Determining an equity split among founder partners can be one of the most difficult and challenging aspects of starting a business, so you are right to be giving this a lot of thought.
From your question, it is unclear whether you have actually founded the company yet or are planning to start one up. If you have already created the app and are allocating ownership percentages, my first question would be what agreement or understanding did the founding partners have in place when they started doing business together? If you all agreed to be equal owners, then each partner would get 20% ownership and the additional efforts associated with specific roles, such as being the chairman, would be acknowledged through other forms of compensation.
If you have not founded the app yet or there was no agreement, there are a number of considerations that come into play:
- what are the various financial contributions of the founders?
- what are the various sweat equity/service contributions of the founders?
- what other intangible value are founders bringing to the table?
- what anticipated role will each founder serve going forward?
- whose original idea was the app (if it was spear-headed by one person)?

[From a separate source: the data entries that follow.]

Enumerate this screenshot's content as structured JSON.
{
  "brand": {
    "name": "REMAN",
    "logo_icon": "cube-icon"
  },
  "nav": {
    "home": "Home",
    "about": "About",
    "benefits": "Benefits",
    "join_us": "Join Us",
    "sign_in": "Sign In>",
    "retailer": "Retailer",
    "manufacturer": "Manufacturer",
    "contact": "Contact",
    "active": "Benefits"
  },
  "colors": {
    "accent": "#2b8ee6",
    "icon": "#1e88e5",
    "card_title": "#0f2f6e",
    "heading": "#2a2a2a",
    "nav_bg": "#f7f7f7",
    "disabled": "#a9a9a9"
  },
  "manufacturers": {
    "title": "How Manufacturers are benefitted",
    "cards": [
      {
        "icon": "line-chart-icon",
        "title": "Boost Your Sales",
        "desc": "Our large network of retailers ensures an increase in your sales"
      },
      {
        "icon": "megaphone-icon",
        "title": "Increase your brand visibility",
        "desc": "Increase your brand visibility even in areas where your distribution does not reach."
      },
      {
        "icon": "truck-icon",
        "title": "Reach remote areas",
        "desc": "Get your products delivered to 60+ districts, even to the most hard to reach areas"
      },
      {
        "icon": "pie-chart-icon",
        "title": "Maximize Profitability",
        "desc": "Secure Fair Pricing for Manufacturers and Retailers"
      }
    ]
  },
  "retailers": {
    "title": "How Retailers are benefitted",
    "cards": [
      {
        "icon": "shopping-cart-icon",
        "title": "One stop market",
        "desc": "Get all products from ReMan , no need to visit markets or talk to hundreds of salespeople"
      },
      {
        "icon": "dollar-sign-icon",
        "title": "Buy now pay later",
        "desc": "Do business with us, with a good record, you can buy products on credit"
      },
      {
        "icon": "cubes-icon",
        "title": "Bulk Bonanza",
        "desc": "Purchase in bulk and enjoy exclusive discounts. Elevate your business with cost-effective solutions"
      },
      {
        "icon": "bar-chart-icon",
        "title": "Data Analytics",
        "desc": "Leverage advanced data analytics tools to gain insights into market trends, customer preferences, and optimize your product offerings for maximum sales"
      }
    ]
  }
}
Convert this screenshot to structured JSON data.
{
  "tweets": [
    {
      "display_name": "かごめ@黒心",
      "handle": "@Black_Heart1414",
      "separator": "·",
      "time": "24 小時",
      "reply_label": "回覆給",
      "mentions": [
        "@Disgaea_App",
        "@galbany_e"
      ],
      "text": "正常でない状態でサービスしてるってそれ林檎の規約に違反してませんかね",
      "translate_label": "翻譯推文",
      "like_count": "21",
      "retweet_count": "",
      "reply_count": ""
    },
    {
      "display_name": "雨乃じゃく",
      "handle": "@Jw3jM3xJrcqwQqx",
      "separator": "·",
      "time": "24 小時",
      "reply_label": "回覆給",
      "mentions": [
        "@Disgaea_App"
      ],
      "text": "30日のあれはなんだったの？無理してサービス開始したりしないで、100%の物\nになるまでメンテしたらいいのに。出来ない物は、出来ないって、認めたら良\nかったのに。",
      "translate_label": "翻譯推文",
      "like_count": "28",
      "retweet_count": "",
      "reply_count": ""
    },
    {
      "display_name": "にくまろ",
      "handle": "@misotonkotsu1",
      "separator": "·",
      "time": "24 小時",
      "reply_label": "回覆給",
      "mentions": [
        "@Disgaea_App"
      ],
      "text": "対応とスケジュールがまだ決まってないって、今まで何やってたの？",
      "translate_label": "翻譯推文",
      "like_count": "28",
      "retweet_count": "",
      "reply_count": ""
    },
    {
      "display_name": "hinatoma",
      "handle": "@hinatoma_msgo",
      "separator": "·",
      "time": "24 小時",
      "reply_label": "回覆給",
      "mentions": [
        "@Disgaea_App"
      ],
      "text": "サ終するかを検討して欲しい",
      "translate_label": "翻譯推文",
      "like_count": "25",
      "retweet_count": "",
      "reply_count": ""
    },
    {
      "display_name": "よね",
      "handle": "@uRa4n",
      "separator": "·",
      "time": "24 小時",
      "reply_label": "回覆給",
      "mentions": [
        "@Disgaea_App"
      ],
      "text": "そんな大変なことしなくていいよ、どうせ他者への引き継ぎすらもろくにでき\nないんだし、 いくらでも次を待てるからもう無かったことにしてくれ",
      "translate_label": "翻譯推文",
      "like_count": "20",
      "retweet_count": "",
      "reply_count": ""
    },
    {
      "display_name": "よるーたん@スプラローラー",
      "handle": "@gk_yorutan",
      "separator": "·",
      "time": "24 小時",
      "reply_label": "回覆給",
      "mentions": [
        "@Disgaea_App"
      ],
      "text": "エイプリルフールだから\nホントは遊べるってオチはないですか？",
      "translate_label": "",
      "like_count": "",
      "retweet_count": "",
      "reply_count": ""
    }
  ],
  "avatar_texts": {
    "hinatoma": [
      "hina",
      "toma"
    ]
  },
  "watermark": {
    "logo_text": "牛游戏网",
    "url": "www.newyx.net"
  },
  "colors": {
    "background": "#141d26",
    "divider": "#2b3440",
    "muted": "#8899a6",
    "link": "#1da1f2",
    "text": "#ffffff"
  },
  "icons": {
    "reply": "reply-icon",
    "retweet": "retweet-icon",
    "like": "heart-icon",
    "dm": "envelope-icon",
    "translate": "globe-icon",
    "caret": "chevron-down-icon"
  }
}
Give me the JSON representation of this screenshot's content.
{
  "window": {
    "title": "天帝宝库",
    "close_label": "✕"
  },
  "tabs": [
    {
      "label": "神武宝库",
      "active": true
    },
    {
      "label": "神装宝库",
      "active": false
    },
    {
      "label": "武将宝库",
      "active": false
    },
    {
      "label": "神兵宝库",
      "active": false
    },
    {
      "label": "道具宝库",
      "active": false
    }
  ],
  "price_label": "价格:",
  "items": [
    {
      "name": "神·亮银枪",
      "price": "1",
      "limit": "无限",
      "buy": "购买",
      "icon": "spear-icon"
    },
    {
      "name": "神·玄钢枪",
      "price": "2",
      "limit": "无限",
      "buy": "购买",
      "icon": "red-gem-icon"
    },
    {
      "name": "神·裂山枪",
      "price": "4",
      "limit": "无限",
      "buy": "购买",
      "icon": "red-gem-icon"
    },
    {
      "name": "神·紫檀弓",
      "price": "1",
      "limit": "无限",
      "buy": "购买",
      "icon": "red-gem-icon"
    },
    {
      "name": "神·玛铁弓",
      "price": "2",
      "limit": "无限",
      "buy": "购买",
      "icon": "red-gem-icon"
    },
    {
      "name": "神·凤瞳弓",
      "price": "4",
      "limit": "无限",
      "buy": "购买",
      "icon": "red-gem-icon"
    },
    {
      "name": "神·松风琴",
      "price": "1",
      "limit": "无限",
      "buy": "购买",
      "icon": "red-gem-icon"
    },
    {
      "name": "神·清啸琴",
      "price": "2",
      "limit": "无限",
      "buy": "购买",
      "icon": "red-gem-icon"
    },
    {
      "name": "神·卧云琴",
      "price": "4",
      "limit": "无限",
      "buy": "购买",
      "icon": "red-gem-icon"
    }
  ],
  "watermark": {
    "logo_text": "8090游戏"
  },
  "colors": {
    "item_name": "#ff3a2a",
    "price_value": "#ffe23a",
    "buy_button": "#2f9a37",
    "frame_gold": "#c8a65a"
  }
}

Taking these into account, the five of you should be able to come to a set of percentage allocations that you can agree on. It is important to remember that once ownership is granted it can be difficult to get back, so you want to be sure that allocations are fair, but not premature for work that may not ultimately be performed. There are other options, such as stock options and vesting periods that can also be factored into the equation.
An attorney knowledgeable on tech start-ups would be able to assist you in exploring the various structures available to your team to ensure that everyone is receiving equitable compensation.can connect you with an experienced and vetted attorney for a free 20 minute consultation to discuss how they can assist your growing company. If you choose to work with them, all work is done on an affordable and transparent flat-rate.